I am in the fairly enviable position of having paid off the mortgage on my house and need very little money to survive. At the moment that means I am not working full-time (except for Google Maps Mania). However the blog itself doesn't provide me with anywhere near enough income to survive.
At some point I will need to return to full-time salaried work. At that point the number of posts will drop sharply or I will need to get some help with the writing of the posts.
Actually writing the posts for Google Maps Mania isn't that time consuming. I probably spend more time scouring the internet for Google Maps mashups than in actually writing for the blog. However I am lucky in that Mike did such a good job establishing Google Maps Mania that I get a lot of people who contact me directly asking me to feature their map on the blog.

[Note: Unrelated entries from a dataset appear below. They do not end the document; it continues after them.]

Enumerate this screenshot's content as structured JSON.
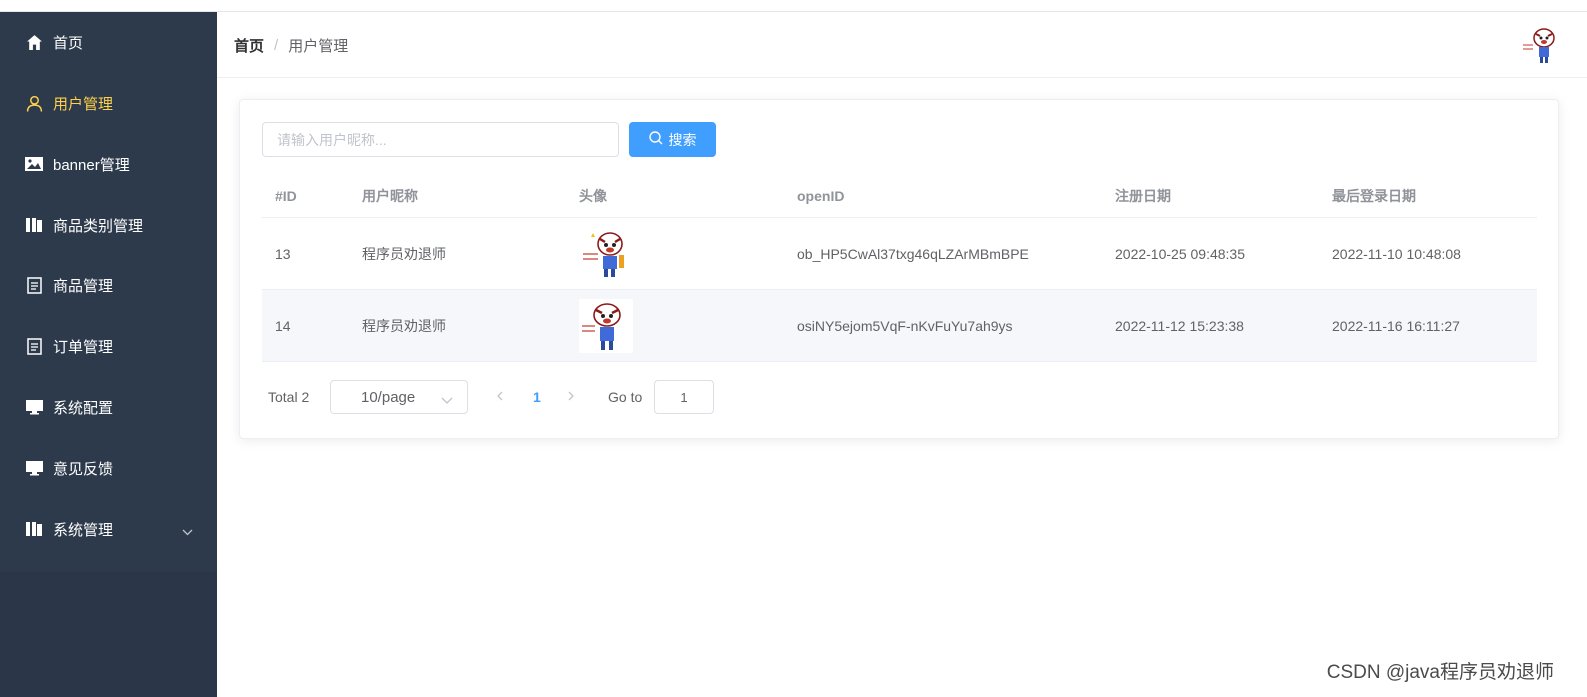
{
  "sidebar": {
    "items": [
      {
        "label": "首页",
        "icon": "home-icon"
      },
      {
        "label": "用户管理",
        "icon": "user-icon",
        "active": true
      },
      {
        "label": "banner管理",
        "icon": "picture-icon"
      },
      {
        "label": "商品类别管理",
        "icon": "category-icon"
      },
      {
        "label": "商品管理",
        "icon": "document-icon"
      },
      {
        "label": "订单管理",
        "icon": "document-icon"
      },
      {
        "label": "系统配置",
        "icon": "monitor-icon"
      },
      {
        "label": "意见反馈",
        "icon": "monitor-icon"
      },
      {
        "label": "系统管理",
        "icon": "category-icon",
        "expandable": true
      }
    ],
    "active_color": "#ffd04b",
    "bg_color": "#2d3a4b"
  },
  "header": {
    "breadcrumb": [
      "首页",
      "用户管理"
    ],
    "separator": "/"
  },
  "search": {
    "placeholder": "请输入用户昵称...",
    "value": "",
    "button_label": "搜索"
  },
  "table": {
    "columns": [
      "#ID",
      "用户昵称",
      "头像",
      "openID",
      "注册日期",
      "最后登录日期"
    ],
    "rows": [
      {
        "id": "13",
        "nickname": "程序员劝退师",
        "openid": "ob_HP5CwAl37txg46qLZArMBmBPE",
        "register_date": "2022-10-25 09:48:35",
        "last_login": "2022-11-10 10:48:08"
      },
      {
        "id": "14",
        "nickname": "程序员劝退师",
        "openid": "osiNY5ejom5VqF-nKvFuYu7ah9ys",
        "register_date": "2022-11-12 15:23:38",
        "last_login": "2022-11-16 16:11:27"
      }
    ]
  },
  "pagination": {
    "total_label": "Total 2",
    "page_size_label": "10/page",
    "current_page": "1",
    "goto_label": "Go to",
    "goto_value": "1"
  },
  "watermark": "CSDN @java程序员劝退师",
  "colors": {
    "primary": "#409eff",
    "sidebar": "#2d3a4b",
    "active": "#ffd04b"
  }
}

I have found Twitter a hugely important resource. I use a number of sites that provide near real-time search (largely using the Twitter API). These are very good at helping me find the Google Maps mashups that people are talking about at the moment on the internet.
During your time with Google Maps Mania have you spotted any significant trends in terms of visitor interests, type of applications being developed or specific functionality?

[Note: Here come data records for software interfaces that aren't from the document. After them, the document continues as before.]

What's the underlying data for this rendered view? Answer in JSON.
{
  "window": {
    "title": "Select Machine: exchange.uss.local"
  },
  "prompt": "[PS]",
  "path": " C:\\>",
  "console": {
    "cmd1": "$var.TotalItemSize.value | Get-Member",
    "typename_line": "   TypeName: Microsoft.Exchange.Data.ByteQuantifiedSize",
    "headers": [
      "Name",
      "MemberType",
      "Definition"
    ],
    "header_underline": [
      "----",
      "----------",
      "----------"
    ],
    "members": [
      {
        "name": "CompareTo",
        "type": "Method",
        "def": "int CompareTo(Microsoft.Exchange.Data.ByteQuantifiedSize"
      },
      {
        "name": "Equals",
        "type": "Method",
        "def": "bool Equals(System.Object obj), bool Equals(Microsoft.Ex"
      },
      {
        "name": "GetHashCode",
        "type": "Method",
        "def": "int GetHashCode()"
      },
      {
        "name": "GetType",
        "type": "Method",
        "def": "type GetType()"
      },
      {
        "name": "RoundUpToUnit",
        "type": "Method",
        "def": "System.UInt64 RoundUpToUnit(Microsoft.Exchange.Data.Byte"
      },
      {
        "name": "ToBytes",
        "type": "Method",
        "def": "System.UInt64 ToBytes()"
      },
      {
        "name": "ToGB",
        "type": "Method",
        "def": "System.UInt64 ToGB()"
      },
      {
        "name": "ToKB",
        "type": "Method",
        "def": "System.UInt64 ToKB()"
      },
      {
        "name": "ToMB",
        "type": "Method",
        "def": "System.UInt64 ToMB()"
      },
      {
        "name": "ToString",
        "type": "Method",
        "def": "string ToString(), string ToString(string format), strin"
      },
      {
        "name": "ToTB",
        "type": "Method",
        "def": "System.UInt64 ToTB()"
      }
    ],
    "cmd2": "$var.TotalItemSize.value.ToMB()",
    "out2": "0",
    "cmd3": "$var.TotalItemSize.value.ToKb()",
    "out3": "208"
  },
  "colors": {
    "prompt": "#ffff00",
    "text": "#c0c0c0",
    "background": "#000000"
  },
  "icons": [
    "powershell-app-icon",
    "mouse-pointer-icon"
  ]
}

This biggest trend I think over the last couple of years has been real-time maps. This is partly due to the rise of micro-blogging sites such as Twitter but also due to developers now having much more access to real-time data from third party API's. I now see a lot of maps that are tracking in real-time the movements of buses, planes, trains and boats etc.

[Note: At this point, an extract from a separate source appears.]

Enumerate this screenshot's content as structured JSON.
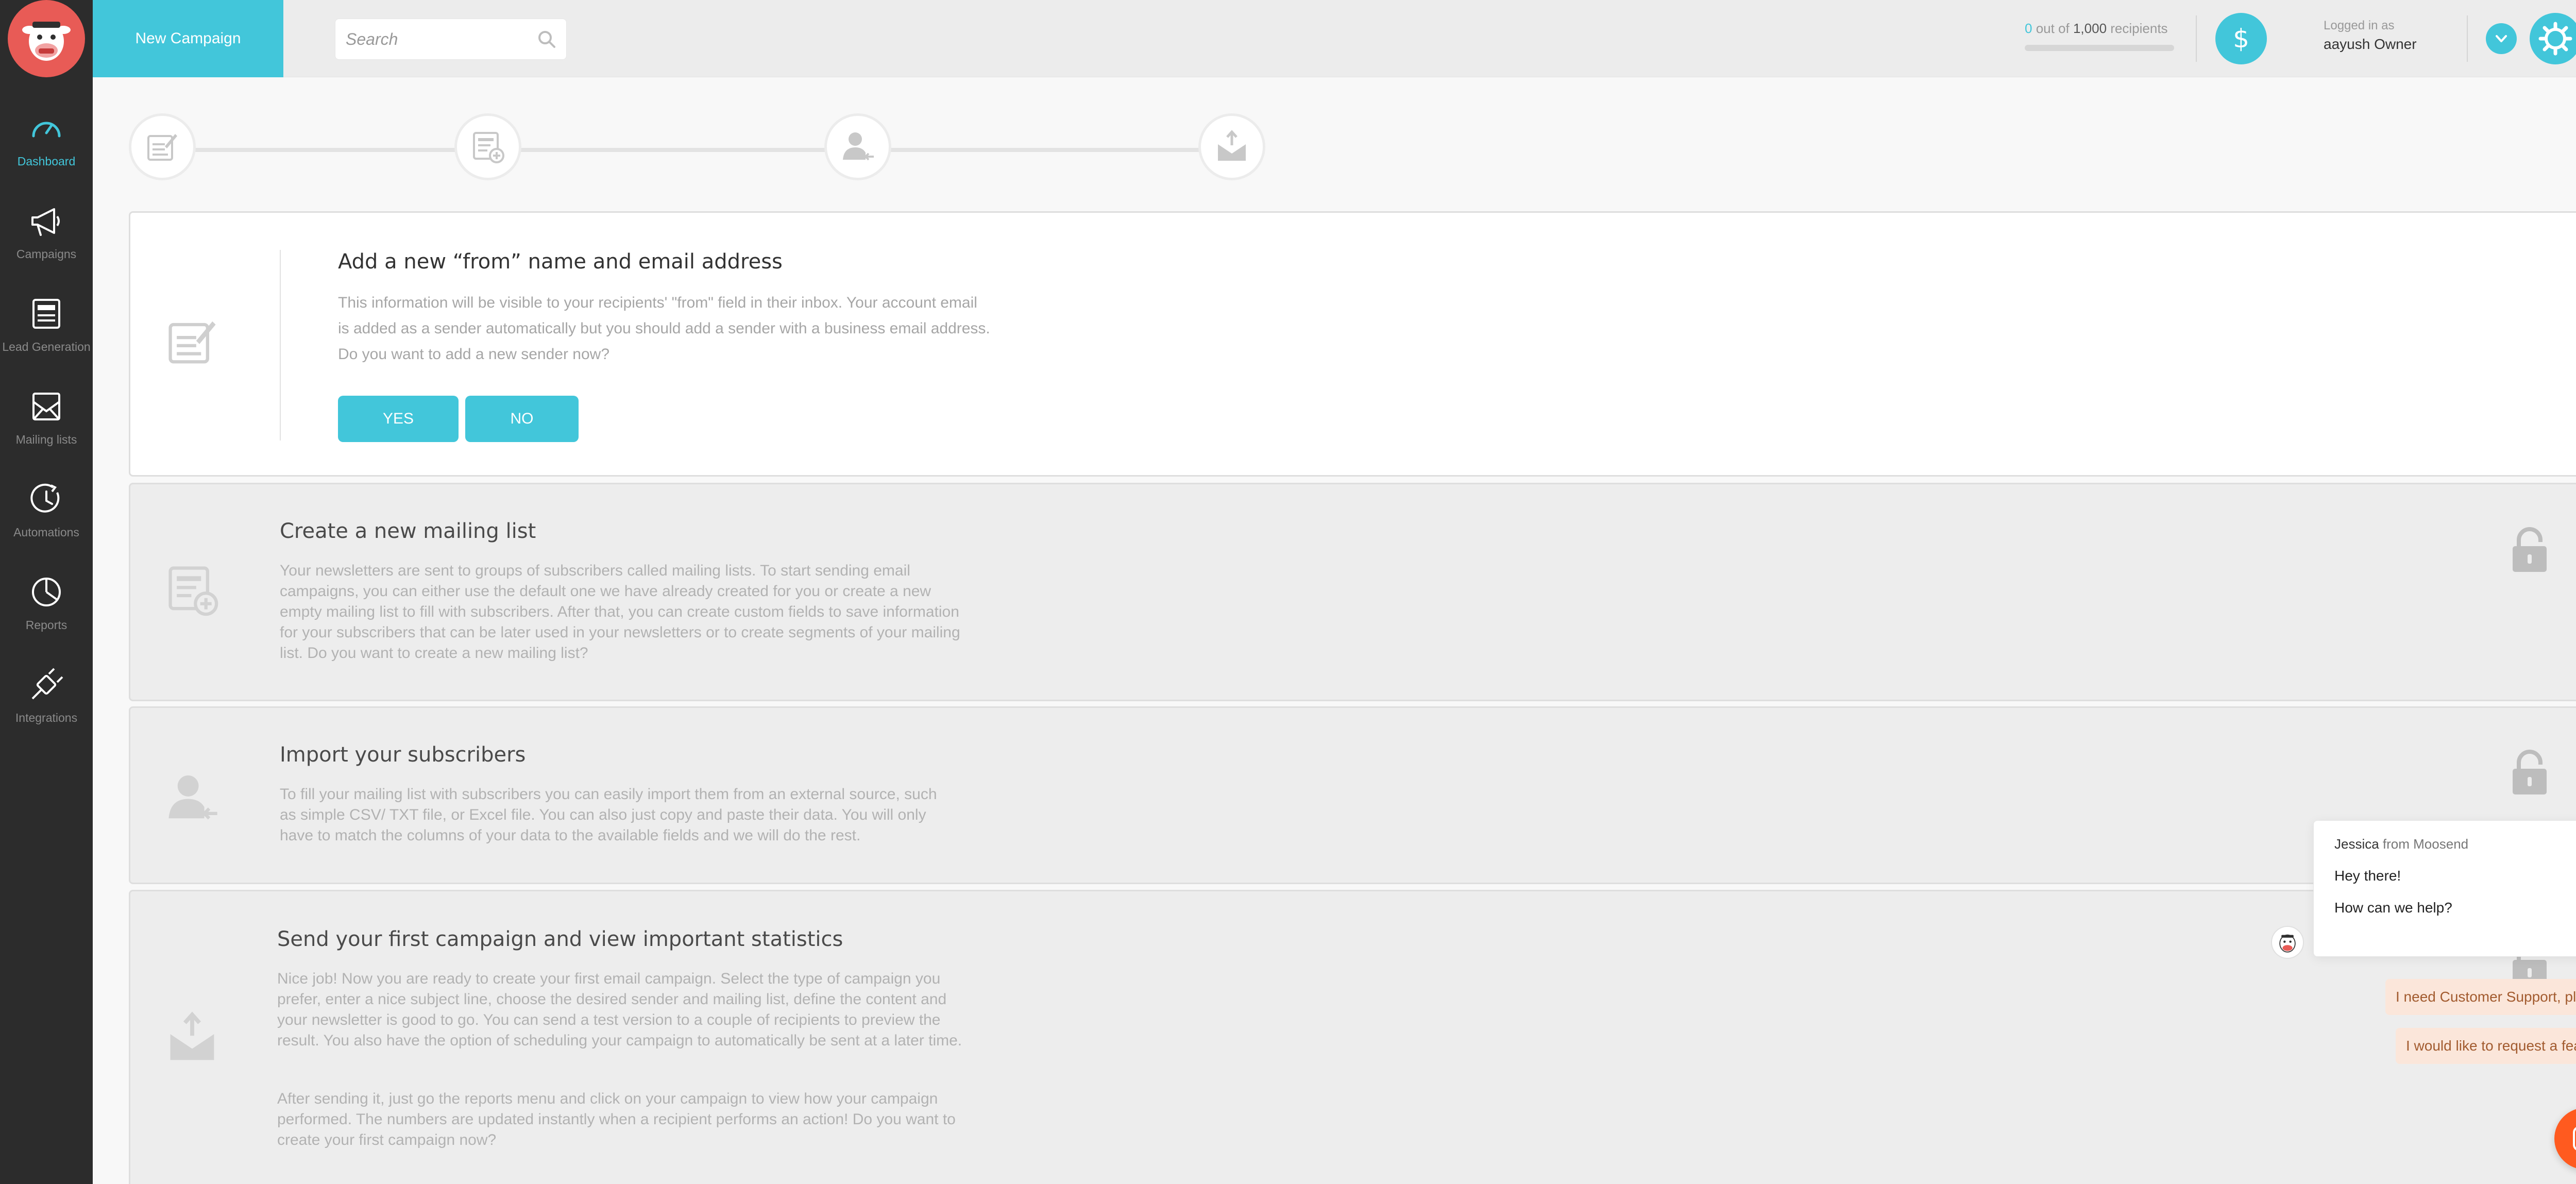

Google Maps Mania is not your only passion. What other projects get the most of your attention?
I still really regard myself as being on sabbatical from full-time work, so I am keen to enjoy the free time I have at the moment. I own a (small) boat and as soon as the weather improves in the UK I plan to spend a lot of time on the water.
I also spend a lot of time playing with the Google Maps API. One personal project I have been working on recently is a map of old photographs and videos called Back in the Day. The map compares old photographs to the same view as can be seen today in Google Maps Street View. The problem with this site is getting access to copyright free photographs and videos.
At the moment I've mapped about 100 photographs and videos but the project has been put on the back burner for a while whilst I search for other sources of historical photographs.
There are many aspiring publishers who would like to make a comfortable living from blogging. What’s your perspective on “living off the web”? Can blogging really offer a viable source of income or does one still need a “day job”?
I get a meager income from blogging. It is definitely not something that I can sustain at the moment as a career. However, that does not mean that there aren't professional bloggers out there. Personally if I wanted a professional career as a writer on the internet I think I would need to look at getting a job with a website with a larger audience.
I think it could be possible to use blogging as a platform to break into a career in journalism. Running Google Maps Mania has given me some opportunities in this area. I have written for The Guardian website and have been interviewed by the BBC because of my work with Google Maps Mania. These experiences would obviously help in putting together a resume for a career in journalism.
Thinking about it - perhaps that should be my next career move :-)
That is certainly worth exploring! Good luck with your endeavors Keir and thanks for your time and for openly sharing your thoughts!